Scottish Care is calling for an independent review of costs for care home residents and an updated national contract to reflect the range of support offered by providers.
The representative body has set out key priorities for the next government, ahead of the Scottish parliamentary elections next month, in a manifesto.
It argues the National Care Home Contract needs to be updated as it no longer provides stability to the sector. ‘Additional resources are needed to support those living with dementia or advanced neurological conditions,’ it said.
The contract is an agreement between providers and local authorities for the provision of facilities for those who have been assessed as requiring residential care.
It also said homecare commissioning and contracting between authorities and providers had been one sided, creating ‘a sense of mistrust’.
The manifesto covers eight areas, including a human rights and equality-based approach to social care, workforce, financial sustainability, technology and digital choice, and a National Care Service.
In February, an independent review of adult social care chaired by Derek Feeley made 52 recommendations, including a National Care Service and Minister for Social Care to help drive improvements in the way provision is delivered.
‘We are at a standpoint for social care,’ said Scottish Care national director Karen Hedge. ‘The pandemic has highlighted the potential of the sector; the agility of our providers and the dedication and skill of our workforce.

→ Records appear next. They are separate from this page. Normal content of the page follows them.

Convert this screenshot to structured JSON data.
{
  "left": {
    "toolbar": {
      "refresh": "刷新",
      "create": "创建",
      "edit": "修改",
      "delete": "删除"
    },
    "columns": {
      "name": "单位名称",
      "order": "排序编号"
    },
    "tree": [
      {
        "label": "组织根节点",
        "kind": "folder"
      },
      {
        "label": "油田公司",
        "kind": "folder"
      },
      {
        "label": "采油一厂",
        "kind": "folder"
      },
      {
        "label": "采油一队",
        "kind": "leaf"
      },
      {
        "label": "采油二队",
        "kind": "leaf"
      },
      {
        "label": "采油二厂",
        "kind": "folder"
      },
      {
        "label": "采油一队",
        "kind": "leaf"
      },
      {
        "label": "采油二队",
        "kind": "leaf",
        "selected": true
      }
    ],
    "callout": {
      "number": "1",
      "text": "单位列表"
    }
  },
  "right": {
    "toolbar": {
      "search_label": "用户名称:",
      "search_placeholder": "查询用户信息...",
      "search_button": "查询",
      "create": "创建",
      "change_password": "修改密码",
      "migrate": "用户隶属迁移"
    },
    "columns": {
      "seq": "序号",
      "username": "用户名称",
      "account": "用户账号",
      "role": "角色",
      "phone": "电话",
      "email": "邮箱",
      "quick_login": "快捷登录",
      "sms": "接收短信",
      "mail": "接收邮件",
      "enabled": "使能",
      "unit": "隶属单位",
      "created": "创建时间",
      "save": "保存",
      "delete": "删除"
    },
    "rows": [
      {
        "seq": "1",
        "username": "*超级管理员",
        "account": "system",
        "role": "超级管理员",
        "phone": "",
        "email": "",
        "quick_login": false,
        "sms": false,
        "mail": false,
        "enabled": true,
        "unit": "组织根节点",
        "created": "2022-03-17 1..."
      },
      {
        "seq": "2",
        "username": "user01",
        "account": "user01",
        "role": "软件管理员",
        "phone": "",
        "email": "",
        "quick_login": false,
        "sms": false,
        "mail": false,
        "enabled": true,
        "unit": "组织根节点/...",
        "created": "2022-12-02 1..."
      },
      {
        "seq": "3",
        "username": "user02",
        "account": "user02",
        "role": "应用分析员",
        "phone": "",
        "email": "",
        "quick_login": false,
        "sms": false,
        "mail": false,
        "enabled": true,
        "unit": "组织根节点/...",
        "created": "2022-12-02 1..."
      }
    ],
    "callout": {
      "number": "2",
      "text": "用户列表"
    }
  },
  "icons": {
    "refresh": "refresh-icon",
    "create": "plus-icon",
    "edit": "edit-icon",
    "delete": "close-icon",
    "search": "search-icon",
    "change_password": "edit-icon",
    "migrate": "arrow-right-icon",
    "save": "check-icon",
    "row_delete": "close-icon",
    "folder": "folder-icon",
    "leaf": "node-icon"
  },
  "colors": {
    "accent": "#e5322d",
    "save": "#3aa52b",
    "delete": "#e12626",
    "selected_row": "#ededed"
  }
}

‘This, coupled with the review of adult social care, has changed parameters and expectations of the sector making the forthcoming election a critical opportunity to address the eight areas of focus outlined by Scottish Care in their social care covenant, so that we can get this right for the people of Scotland.